The University of Ottawa announced they were hiring an Indigenous elder on Aug 14, 2017 to provide guidance and advice to Indigenous students in the Faculty of Law.

The elder, Claudette Commanda, is an Algonquin Anishinabe from the Kitigan Zibi First Nation and a U of O alumna.

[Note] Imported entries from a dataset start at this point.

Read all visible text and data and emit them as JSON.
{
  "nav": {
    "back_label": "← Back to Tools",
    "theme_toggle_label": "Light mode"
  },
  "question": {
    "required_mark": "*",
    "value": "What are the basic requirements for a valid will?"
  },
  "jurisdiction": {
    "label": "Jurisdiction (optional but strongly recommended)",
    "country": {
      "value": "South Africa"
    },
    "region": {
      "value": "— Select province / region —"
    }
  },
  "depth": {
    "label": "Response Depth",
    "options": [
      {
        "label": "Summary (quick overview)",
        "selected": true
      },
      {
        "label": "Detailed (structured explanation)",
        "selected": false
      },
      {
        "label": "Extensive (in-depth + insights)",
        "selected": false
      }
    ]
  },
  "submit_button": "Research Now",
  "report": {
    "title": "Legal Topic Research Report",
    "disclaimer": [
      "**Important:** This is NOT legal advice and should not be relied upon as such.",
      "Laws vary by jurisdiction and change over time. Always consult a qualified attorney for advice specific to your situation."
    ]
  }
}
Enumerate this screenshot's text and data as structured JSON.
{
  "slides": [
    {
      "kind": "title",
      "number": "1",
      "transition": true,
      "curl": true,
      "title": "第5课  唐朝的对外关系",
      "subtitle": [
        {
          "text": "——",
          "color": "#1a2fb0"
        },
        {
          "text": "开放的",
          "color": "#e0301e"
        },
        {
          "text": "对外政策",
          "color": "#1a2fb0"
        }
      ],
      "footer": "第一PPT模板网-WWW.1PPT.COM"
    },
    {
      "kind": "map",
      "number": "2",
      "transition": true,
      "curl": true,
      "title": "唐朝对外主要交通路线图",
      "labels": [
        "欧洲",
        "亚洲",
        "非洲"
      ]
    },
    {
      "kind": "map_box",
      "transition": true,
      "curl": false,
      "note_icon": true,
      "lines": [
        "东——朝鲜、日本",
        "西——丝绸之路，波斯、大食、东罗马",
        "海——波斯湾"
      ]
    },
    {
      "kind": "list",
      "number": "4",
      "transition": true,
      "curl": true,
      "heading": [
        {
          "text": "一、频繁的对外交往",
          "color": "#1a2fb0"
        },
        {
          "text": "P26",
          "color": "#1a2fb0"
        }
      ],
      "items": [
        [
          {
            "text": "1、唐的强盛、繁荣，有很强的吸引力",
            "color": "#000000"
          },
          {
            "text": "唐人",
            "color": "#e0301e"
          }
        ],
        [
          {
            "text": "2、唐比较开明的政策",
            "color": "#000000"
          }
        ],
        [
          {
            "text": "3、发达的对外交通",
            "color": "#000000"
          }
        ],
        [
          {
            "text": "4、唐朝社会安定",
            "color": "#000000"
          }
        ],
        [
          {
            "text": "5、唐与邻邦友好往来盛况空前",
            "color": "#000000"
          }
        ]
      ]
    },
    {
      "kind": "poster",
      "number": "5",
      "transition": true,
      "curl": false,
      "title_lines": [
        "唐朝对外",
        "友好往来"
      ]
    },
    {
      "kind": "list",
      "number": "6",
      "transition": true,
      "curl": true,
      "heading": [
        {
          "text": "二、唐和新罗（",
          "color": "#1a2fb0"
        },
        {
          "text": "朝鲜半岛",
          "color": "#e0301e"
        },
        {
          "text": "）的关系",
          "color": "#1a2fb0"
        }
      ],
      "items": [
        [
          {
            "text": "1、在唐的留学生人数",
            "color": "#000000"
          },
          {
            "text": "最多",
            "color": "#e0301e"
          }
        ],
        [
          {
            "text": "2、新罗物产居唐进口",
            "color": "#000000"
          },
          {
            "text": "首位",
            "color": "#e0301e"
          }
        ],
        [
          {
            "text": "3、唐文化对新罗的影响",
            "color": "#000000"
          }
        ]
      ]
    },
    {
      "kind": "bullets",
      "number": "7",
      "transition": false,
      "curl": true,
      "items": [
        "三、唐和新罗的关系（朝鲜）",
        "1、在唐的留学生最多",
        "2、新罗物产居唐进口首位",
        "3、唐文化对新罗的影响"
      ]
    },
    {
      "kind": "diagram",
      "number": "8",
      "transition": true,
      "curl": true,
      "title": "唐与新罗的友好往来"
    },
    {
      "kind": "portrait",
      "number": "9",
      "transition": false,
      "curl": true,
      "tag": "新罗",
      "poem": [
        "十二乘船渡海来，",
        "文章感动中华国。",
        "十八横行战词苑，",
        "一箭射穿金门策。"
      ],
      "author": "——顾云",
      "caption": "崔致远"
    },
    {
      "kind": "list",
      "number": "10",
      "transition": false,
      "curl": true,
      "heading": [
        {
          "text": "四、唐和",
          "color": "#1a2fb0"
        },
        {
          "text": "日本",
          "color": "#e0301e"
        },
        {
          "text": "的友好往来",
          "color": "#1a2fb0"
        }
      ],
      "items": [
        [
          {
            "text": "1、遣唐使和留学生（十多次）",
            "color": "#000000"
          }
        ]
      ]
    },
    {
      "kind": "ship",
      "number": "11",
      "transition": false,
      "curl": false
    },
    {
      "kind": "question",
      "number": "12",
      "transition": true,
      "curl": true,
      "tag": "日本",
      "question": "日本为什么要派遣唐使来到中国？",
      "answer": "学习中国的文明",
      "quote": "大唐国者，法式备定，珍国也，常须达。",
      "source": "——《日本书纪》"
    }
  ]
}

She is also the first person to hold the position as an elder in residence at the university.

The U of O’s Indigenous Law Student Association (ILSA) first brought the idea of having an elder in residence to the Faculty of Law this past March, as a way to enhance and enrich Indigenous students’ experiences at the university through cultural, social, and career focused events

According to Renee Martin, president of the ILSA, the university administration was “proactive at making sure it happened.”

“With having an elder in residence … it will give first years and the upper years someone to turn to when they need more of that emotional help,” said Martin.

Commanda was chosen for the position because of her vibrant presence in the Indigenous community. “I think when everyone was thinking of an elder in residence, she was definitely the first choice,” said Martin. “She’s great, she’s super enthusiastic.”

Aside from Commanda’s new post, the university also created an Indigenous affairs coordinator position within the Faculty of Law last year for students to help them navigate their classes, careers, and finances.

Also currently available to  Indigenous students on campus is the Aboriginal resource center is located on 1 Stewart St., which “provides a cultural space where people can go and be immersed in a space they know they’re gonna be welcomed,” said to Martin.

Despite these resources, it wasn’t until the request for the elder that the ILSA felt that they had a place to get emotional and culturally relevant support, specifically related to law school.

“We come from different experiences and circumstances than a lot of the other law students,” said Martin.

Moving forward, Martin and her peers hope to see the university and the faculty incorporate more Indigenous content into curriculum, to “enrich the conversation (they) are having.”

Martin believes there needs to be “a better understanding of anti-colonialism and anti-racism from the entire environment,” as “law school is very colonially driven environment.”

“There is still a long way to go to recognizing, from a legal perspective, that Indigenous people have laws and that they are worth learning,” said Martin.